In Kiev the situation is as follows: Kiev held by about 15,000 Russian officers and some Ukrainian soldiers under the high commandant Dolgorukov. Skoropadski is still the hetman of Ukrainia. The Germans before they left gave all ammunition and rifles and everything else which they had on hand to Petlyura who used to be the official storekeeper of the Russian Government. He is now head of the Bolsheviks of Ukraine and he is gaining ground; it is feared that he will take Odessa where now only two French regiments are at present. And unless the Allied armies will be able to come to the rescue soon it is expected Kiev also will be taken by the Bolsheviks. Denikin 1 army is far from Kiev; the strength of this army is uncertain but the correct estimate is about 25,000 men. Please do not place very much confidence in it; I have no faith in it.

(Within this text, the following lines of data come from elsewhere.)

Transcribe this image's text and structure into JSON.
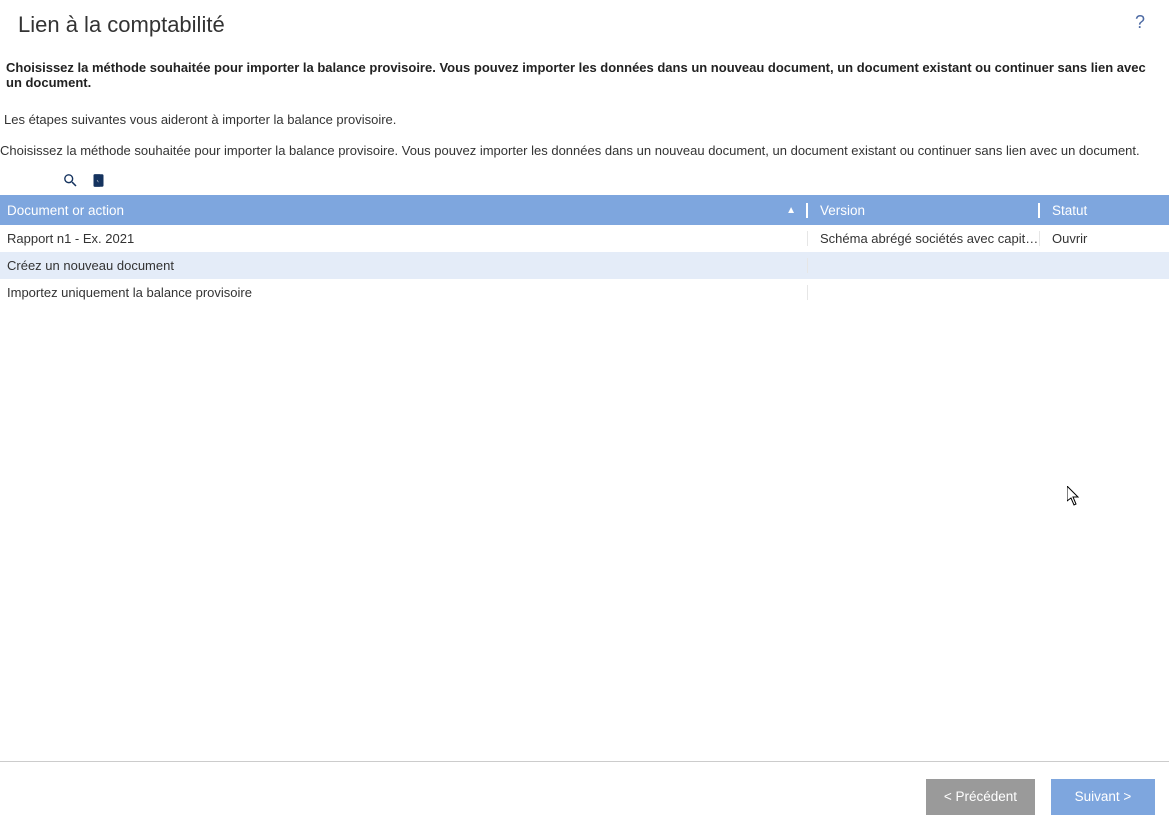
{
  "header": {
    "title": "Lien à la comptabilité",
    "help": "?"
  },
  "descriptions": {
    "bold": "Choisissez la méthode souhaitée pour importer la balance provisoire. Vous pouvez importer les données dans un nouveau document, un document existant ou continuer sans lien avec un document.",
    "line1": "Les étapes suivantes vous aideront à importer la balance provisoire.",
    "line2": "Choisissez la méthode souhaitée pour importer la balance provisoire. Vous pouvez importer les données dans un nouveau document, un document existant ou continuer sans lien avec un document."
  },
  "table": {
    "headers": {
      "doc": "Document or action",
      "version": "Version",
      "statut": "Statut"
    },
    "rows": [
      {
        "doc": "Rapport n1 - Ex. 2021",
        "version": "Schéma abrégé sociétés avec capit…",
        "statut": "Ouvrir"
      },
      {
        "doc": "Créez un nouveau document",
        "version": "",
        "statut": ""
      },
      {
        "doc": "Importez uniquement la balance provisoire",
        "version": "",
        "statut": ""
      }
    ]
  },
  "footer": {
    "prev": "< Précédent",
    "next": "Suivant >"
  }
}
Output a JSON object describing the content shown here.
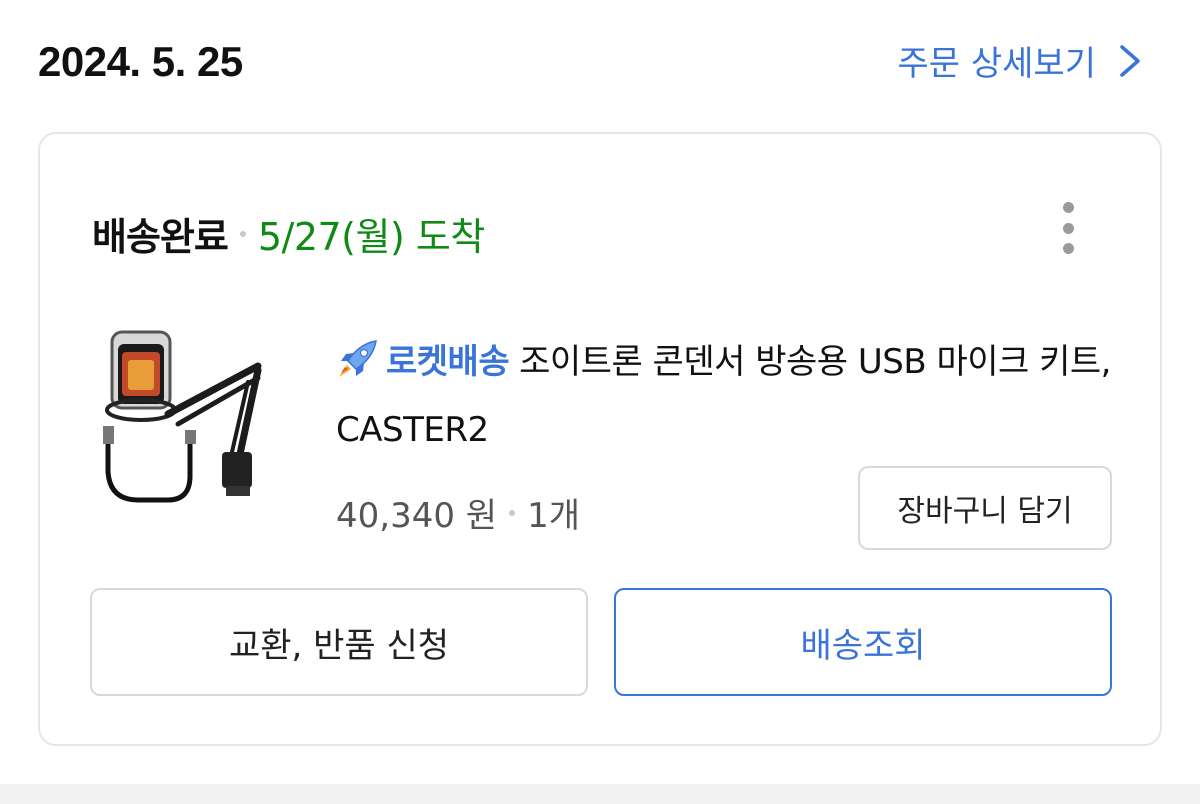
{
  "order": {
    "date": "2024. 5. 25",
    "detail_link": "주문 상세보기",
    "chevron_icon": "chevron-right-icon"
  },
  "shipment": {
    "status": "배송완료",
    "arrival": "5/27(월) 도착",
    "more_icon": "more-vertical-icon"
  },
  "product": {
    "badge_icon": "rocket-icon",
    "badge_label": "로켓배송",
    "name": "조이트론 콘덴서 방송용 USB 마이크 키트, CASTER2",
    "price": "40,340 원",
    "quantity": "1개",
    "add_to_cart": "장바구니 담기"
  },
  "actions": {
    "return": "교환, 반품 신청",
    "track": "배송조회"
  },
  "colors": {
    "accent": "#3a74d8",
    "arrival_green": "#108a17",
    "border": "#d9d9d9"
  }
}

My colleague, the French Minister, told me yesterday it will be necessary to have a volunteer army in Russia and that means in his opinion that some of the French soldiers object to serving any more, claiming that the war is already ended. General Berthelot expects to engage some Rumanian and Greek troops under French commanding officers, but I am afraid this combination will not work very well.

… further says that in Russia now exists a great organization [agitation?] against the Jews and it is generally believed that the pogrom will take place when the Allied army enters Russia from the south. Taking into consideration the steady growth of Bolsheviks, the present situation in Russia is very dangerous. I again ask that our army be sent to Russia for the reasons which I stated in my previous telegrams.

  1. Gen. A. I. Denikin, who was successively chief of staff and commander of the western and of the southwestern fronts under the Provisional Government, had succeeded Kornilov at the head of the Volunteer Army.